▶ [Work to complete] Within the entries below, every line containing "apps" is to be copied.

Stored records
----

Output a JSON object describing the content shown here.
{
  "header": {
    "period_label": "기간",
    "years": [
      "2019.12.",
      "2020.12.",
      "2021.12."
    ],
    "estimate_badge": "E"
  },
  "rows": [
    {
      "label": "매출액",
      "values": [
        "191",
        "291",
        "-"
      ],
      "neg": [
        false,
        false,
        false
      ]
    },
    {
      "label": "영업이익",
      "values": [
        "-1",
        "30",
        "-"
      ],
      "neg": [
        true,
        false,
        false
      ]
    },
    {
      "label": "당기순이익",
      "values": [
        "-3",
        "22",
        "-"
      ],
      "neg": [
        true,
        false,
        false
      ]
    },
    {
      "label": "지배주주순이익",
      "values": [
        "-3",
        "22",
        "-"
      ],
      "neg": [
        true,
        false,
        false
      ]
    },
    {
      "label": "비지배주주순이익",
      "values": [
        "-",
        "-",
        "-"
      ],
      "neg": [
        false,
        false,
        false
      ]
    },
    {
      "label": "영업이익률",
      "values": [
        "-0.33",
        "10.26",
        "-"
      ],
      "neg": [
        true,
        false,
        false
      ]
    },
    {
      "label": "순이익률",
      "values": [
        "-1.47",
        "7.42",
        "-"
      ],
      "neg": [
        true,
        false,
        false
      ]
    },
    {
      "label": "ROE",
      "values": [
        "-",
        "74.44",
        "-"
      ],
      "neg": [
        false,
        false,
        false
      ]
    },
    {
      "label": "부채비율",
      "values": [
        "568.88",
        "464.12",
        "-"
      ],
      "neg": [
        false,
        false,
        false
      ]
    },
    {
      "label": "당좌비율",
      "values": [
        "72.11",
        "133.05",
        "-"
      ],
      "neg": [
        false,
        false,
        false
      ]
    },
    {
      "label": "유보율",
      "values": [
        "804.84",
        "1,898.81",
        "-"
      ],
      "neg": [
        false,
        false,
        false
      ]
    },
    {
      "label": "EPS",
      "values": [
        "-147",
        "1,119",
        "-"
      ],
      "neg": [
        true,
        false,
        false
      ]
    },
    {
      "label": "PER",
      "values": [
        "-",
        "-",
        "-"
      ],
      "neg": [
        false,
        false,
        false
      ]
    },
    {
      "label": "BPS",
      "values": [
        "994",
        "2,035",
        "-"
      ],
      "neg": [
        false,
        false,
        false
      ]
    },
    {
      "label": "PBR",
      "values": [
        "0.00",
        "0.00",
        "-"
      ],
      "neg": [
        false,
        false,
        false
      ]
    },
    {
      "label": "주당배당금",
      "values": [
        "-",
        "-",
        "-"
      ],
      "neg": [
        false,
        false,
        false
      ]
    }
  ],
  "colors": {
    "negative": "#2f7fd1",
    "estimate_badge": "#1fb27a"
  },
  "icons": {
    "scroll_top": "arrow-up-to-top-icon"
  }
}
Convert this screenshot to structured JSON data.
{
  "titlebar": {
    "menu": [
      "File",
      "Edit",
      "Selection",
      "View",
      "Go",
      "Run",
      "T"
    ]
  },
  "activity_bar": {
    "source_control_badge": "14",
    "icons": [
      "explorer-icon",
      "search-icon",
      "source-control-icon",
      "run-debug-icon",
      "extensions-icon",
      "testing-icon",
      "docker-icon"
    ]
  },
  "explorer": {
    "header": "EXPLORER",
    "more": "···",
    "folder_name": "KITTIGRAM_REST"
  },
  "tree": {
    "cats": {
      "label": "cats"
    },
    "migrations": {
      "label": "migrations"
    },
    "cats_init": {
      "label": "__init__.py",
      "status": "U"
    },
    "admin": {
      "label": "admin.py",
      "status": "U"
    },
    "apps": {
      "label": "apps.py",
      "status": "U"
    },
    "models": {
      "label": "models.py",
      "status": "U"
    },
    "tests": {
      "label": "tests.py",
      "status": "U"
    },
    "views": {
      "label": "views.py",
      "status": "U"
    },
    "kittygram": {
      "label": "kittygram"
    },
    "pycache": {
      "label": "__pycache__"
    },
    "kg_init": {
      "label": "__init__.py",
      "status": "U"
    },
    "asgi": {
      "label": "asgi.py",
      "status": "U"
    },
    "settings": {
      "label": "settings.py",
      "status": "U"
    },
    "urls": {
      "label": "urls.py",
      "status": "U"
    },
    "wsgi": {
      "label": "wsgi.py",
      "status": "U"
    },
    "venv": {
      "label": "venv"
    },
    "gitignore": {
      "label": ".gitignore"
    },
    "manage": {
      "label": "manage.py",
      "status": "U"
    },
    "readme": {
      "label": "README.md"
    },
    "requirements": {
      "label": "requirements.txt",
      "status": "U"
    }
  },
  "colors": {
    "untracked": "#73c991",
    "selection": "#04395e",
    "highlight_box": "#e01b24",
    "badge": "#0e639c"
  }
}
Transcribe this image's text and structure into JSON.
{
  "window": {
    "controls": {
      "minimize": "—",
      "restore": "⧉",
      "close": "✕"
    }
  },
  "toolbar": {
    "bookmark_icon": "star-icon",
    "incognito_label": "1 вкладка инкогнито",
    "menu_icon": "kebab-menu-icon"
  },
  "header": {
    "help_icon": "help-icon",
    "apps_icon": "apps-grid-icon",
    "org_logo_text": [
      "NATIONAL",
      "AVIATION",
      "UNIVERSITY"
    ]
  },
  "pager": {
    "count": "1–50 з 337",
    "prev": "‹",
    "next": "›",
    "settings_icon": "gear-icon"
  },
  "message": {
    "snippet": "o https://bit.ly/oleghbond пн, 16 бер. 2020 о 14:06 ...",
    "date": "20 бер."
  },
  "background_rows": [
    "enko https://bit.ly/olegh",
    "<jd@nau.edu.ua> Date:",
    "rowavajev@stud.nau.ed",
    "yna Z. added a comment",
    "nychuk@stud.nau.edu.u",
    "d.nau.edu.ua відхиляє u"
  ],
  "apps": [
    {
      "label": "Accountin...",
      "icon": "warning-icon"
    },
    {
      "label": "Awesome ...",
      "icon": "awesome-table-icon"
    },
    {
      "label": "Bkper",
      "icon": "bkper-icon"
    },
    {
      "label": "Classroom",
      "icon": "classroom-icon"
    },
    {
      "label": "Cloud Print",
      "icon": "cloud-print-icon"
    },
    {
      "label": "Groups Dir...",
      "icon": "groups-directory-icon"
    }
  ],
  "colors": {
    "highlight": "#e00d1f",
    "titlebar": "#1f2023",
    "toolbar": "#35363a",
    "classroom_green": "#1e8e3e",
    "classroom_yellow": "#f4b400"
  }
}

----

▶ [Reply to the exercise]
    "apps": {
      "label": "apps.py",
    "apps_icon": "apps-grid-icon",
  "apps": [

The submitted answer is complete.